**WORK TO BE COMPLETED**
Pull every line containing "this" out of the listing below.
• • • • • • •
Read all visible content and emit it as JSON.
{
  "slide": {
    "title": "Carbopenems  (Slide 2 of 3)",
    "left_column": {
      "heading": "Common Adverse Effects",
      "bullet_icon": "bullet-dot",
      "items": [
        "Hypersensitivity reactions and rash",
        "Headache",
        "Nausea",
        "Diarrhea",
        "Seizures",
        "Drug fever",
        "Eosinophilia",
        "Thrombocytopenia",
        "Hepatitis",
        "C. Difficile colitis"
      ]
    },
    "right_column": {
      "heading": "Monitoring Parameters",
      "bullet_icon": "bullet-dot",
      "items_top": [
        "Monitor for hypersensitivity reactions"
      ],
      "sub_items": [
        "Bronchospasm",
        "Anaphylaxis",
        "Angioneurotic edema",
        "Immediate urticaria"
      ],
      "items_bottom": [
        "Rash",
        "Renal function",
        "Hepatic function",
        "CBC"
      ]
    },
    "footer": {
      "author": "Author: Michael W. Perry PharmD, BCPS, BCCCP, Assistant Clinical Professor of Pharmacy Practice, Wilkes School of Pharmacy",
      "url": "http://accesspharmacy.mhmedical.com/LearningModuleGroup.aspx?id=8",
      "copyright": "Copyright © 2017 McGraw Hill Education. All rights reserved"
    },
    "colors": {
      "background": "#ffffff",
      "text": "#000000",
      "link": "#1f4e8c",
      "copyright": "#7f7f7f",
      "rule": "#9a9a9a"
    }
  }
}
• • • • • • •
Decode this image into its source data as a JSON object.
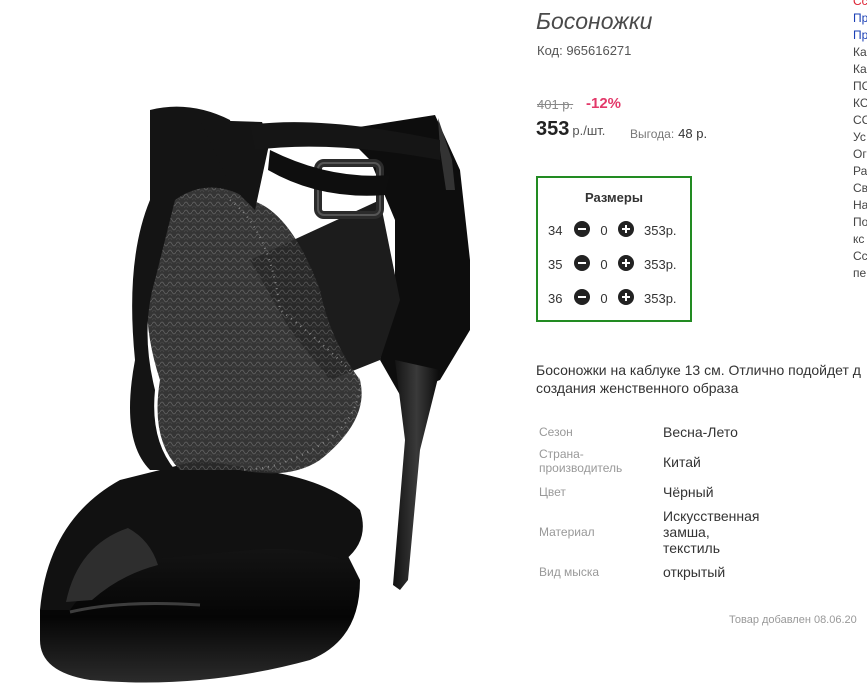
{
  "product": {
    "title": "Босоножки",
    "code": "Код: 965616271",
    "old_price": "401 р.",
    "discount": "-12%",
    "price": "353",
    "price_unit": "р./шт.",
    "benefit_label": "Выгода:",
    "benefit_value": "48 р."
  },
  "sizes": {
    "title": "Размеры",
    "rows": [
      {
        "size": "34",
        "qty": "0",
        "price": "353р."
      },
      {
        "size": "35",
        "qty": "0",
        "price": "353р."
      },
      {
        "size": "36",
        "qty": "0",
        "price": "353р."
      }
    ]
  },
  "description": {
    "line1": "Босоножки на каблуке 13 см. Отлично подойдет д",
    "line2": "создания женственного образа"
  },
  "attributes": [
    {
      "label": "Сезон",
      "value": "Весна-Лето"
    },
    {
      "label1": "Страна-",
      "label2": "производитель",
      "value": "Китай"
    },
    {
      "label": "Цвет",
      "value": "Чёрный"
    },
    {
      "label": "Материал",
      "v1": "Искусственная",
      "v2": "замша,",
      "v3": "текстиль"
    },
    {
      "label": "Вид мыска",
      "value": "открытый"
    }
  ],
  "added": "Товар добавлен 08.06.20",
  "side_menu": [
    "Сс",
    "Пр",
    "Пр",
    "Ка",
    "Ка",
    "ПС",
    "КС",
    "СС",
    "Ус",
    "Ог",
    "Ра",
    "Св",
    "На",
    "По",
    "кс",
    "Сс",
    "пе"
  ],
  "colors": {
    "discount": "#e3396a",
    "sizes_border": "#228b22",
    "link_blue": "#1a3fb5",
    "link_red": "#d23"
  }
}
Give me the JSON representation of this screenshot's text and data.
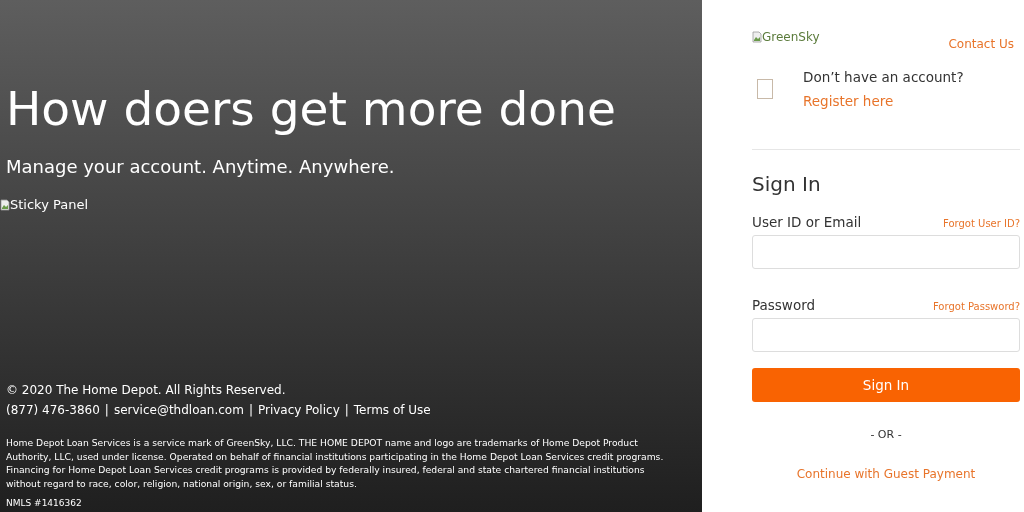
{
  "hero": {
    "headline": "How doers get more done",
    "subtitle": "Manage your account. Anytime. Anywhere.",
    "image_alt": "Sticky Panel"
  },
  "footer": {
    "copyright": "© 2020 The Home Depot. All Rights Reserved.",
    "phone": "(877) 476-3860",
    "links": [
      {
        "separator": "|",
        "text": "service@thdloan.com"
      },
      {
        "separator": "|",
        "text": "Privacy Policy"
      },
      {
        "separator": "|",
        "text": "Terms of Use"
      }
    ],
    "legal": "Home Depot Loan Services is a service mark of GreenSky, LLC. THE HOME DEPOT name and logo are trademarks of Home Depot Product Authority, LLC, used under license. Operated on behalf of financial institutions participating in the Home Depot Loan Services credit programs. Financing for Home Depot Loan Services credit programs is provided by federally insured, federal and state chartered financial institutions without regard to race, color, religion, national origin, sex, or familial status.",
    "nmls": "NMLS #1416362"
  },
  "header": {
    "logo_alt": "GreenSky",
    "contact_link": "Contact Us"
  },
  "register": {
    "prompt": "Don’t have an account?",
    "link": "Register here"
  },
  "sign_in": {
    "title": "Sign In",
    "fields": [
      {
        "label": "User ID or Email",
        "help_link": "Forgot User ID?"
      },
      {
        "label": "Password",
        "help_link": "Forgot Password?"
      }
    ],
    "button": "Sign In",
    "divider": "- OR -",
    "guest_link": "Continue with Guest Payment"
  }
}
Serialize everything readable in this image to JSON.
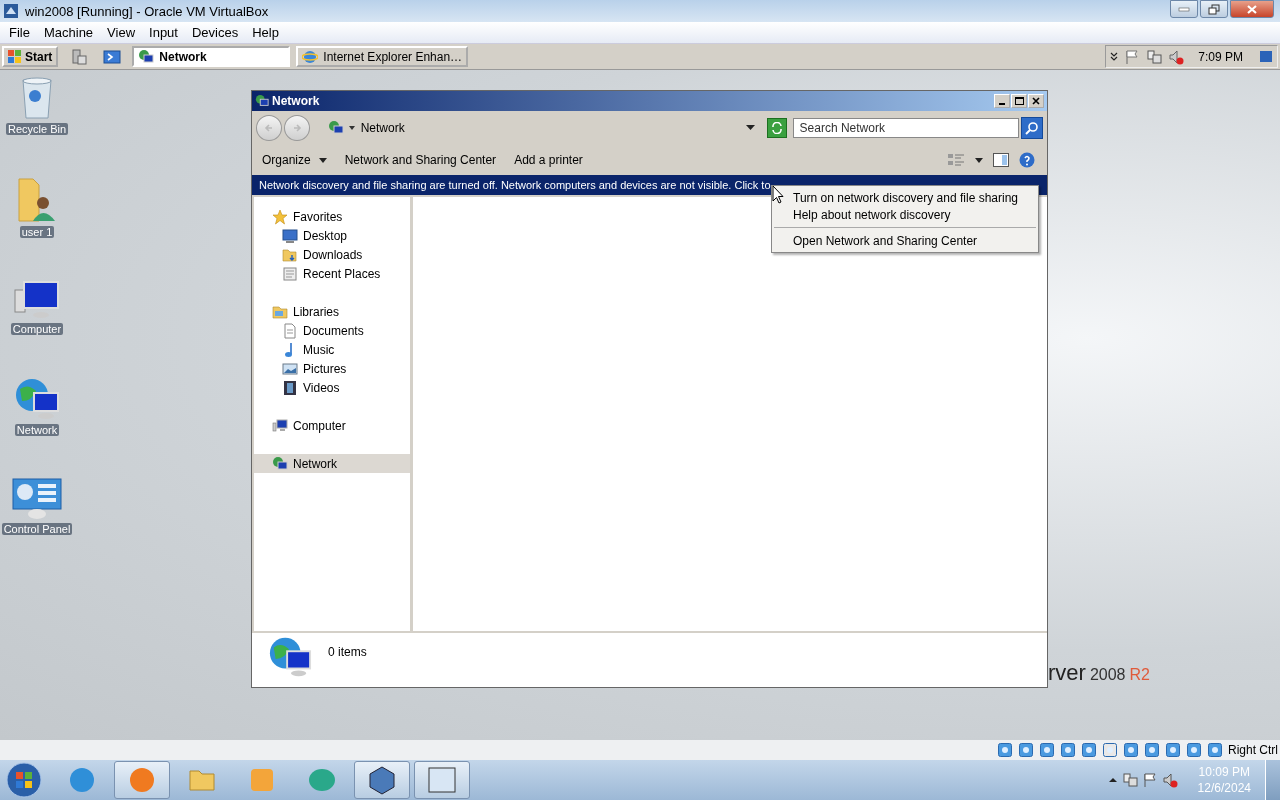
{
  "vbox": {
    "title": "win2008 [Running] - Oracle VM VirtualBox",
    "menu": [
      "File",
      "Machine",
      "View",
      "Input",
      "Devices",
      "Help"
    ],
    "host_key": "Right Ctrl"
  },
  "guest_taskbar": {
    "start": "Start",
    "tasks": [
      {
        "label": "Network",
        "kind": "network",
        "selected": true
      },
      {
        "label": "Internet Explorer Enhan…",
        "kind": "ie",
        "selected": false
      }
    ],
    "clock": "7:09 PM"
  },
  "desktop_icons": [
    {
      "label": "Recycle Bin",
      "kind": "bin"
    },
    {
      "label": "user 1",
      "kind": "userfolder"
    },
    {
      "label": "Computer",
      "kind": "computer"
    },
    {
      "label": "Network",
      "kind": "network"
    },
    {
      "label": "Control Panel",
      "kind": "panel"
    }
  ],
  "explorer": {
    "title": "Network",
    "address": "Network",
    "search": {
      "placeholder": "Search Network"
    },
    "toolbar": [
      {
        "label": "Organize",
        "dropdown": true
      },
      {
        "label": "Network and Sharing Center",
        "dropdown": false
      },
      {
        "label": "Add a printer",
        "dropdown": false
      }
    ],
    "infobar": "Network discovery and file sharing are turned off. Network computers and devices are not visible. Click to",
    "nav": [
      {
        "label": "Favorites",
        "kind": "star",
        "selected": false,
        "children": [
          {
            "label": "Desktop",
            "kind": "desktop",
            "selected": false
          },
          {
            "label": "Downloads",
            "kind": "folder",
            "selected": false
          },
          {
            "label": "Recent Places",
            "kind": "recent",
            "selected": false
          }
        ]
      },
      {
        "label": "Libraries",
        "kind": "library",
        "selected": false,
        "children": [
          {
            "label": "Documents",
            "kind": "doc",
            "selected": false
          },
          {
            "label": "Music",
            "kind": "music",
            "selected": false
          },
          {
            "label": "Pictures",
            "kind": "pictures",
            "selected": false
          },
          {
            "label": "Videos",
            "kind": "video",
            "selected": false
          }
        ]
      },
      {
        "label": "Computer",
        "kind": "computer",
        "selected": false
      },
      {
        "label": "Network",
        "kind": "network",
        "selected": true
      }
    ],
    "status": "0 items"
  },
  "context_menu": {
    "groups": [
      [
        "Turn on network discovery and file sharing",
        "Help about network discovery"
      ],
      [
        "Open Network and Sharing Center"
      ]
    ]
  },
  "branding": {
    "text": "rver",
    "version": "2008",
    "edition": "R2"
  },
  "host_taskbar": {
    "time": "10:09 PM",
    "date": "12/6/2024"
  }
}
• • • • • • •
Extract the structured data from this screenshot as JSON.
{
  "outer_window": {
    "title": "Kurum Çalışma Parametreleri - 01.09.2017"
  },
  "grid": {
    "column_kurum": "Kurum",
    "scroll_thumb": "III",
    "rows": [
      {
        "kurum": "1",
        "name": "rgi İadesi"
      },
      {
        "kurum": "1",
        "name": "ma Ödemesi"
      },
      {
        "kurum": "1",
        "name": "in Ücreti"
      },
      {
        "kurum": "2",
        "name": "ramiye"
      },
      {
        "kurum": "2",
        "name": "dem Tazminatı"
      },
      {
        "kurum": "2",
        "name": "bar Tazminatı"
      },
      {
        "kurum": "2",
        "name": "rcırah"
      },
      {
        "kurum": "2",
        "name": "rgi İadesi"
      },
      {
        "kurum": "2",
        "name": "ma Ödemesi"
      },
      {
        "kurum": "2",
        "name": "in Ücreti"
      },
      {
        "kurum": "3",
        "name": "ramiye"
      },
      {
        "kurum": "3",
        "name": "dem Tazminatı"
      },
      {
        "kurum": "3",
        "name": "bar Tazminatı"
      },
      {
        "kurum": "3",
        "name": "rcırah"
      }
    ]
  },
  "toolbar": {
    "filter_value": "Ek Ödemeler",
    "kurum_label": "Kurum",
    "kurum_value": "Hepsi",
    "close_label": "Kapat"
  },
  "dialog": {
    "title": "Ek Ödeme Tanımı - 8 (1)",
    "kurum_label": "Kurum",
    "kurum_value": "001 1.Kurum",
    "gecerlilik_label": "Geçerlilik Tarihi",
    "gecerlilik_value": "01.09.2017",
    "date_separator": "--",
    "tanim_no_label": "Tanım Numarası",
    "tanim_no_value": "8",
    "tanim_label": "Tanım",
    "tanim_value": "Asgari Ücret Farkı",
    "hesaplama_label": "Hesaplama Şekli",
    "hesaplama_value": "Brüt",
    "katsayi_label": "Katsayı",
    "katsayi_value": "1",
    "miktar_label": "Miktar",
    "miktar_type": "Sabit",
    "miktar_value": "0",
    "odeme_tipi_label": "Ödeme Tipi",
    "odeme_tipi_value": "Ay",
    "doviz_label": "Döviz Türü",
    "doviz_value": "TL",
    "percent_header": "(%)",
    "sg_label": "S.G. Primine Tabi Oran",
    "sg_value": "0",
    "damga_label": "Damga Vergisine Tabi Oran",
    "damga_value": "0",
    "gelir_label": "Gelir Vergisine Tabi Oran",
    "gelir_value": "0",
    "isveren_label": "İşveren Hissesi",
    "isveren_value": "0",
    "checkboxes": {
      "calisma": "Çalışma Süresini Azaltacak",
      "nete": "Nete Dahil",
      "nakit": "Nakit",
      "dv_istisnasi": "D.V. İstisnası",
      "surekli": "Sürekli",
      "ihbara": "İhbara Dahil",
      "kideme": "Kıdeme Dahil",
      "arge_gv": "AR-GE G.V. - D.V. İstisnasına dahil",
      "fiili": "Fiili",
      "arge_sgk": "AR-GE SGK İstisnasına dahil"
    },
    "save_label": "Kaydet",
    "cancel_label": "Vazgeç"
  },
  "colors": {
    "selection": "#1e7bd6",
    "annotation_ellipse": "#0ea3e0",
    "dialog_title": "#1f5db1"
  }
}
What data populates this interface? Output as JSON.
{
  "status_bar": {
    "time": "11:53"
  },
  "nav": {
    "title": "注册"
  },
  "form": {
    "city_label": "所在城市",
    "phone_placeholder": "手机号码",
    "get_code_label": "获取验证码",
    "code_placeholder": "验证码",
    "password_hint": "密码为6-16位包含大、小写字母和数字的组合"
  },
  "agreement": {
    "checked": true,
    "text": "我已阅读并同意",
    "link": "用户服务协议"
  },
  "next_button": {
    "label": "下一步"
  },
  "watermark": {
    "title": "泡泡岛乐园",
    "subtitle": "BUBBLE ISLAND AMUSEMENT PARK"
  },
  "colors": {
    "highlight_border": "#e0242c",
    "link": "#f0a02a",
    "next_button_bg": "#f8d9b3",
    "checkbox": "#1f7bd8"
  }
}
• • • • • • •
**RESULT OF THE EXERCISE**
Decode this image into its source data as a JSON object.
Give me the JSON representation of this screenshot's text and data.
Serialize everything readable in this image to JSON.
Extract the structured data from this screenshot as JSON.
What data populates this interface? Output as JSON.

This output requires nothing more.